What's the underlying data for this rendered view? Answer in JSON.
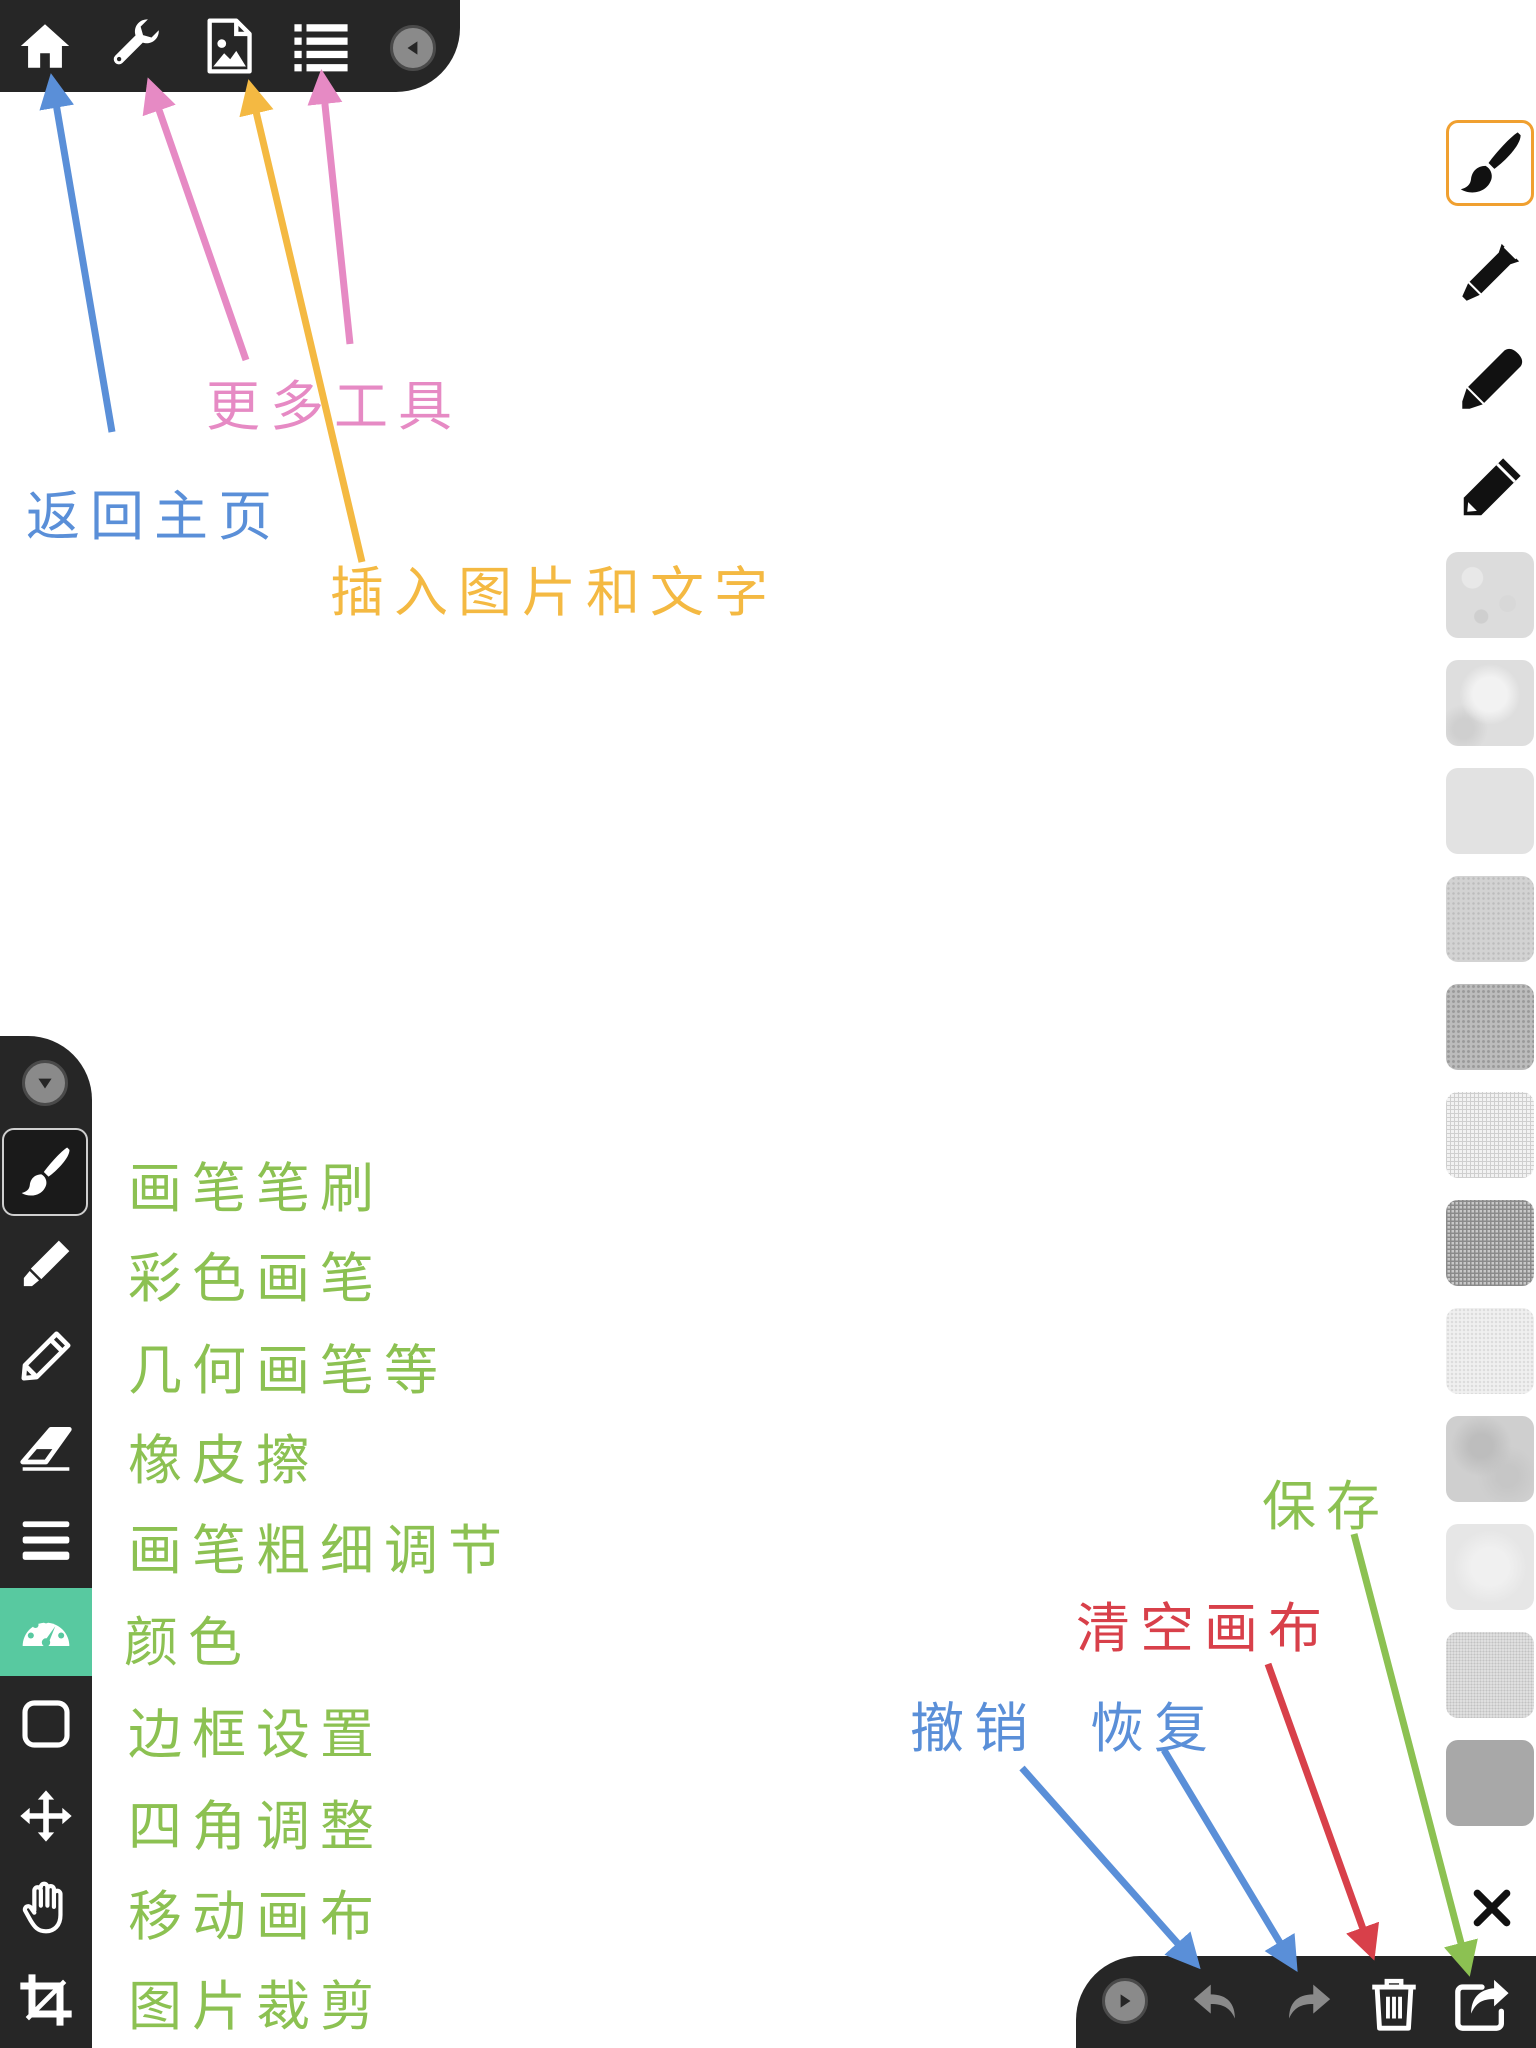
{
  "top_toolbar": {
    "buttons": [
      {
        "icon": "home-icon"
      },
      {
        "icon": "wrench-icon"
      },
      {
        "icon": "insert-image-icon"
      },
      {
        "icon": "list-icon"
      }
    ],
    "collapse_icon": "triangle-left-icon"
  },
  "left_toolbar": {
    "collapse_icon": "triangle-down-icon",
    "tools": [
      {
        "icon": "paintbrush-icon",
        "active": true
      },
      {
        "icon": "marker-icon"
      },
      {
        "icon": "pencil-icon"
      },
      {
        "icon": "eraser-icon"
      },
      {
        "icon": "brush-size-icon"
      },
      {
        "icon": "color-gauge-icon",
        "highlight": "#58c9a0"
      },
      {
        "icon": "border-square-icon"
      },
      {
        "icon": "move-arrows-icon"
      },
      {
        "icon": "hand-icon"
      },
      {
        "icon": "crop-icon"
      }
    ]
  },
  "right_palette": {
    "brushes": [
      {
        "icon": "paintbrush-icon",
        "selected": true,
        "accent": "#f0a030"
      },
      {
        "icon": "calligraphy-pen-icon"
      },
      {
        "icon": "marker-pen-icon"
      },
      {
        "icon": "pencil-icon"
      }
    ],
    "textures": [
      "speckled-texture",
      "cloudy-texture",
      "smooth-gray-texture",
      "grain-texture",
      "dark-grain-texture",
      "fine-mesh-texture",
      "dark-mesh-texture",
      "light-dots-texture",
      "watercolor-texture",
      "faint-texture",
      "noise-texture",
      "solid-gray-texture"
    ],
    "close_icon": "close-icon"
  },
  "bottom_toolbar": {
    "expand_icon": "triangle-right-icon",
    "buttons": [
      {
        "icon": "undo-icon"
      },
      {
        "icon": "redo-icon"
      },
      {
        "icon": "trash-icon"
      },
      {
        "icon": "share-icon"
      }
    ]
  },
  "annotations": {
    "home": "返回主页",
    "more_tools": "更多工具",
    "insert": "插入图片和文字",
    "tool_labels": [
      "画笔笔刷",
      "彩色画笔",
      "几何画笔等",
      "橡皮擦",
      "画笔粗细调节",
      "颜色",
      "边框设置",
      "四角调整",
      "移动画布",
      "图片裁剪"
    ],
    "undo": "撤销",
    "redo": "恢复",
    "clear": "清空画布",
    "save": "保存"
  },
  "colors": {
    "toolbar_bg": "#262626",
    "green": "#8cc152",
    "blue": "#5a8fd8",
    "pink": "#e68ac4",
    "orange": "#f4b942",
    "red": "#d8404a",
    "selected_border": "#f0a030",
    "color_tool_highlight": "#58c9a0"
  }
}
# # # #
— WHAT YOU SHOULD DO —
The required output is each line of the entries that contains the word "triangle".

— WRITTEN SOLUTION —
    "collapse_icon": "triangle-left-icon"
    "collapse_icon": "triangle-down-icon",
    "expand_icon": "triangle-right-icon",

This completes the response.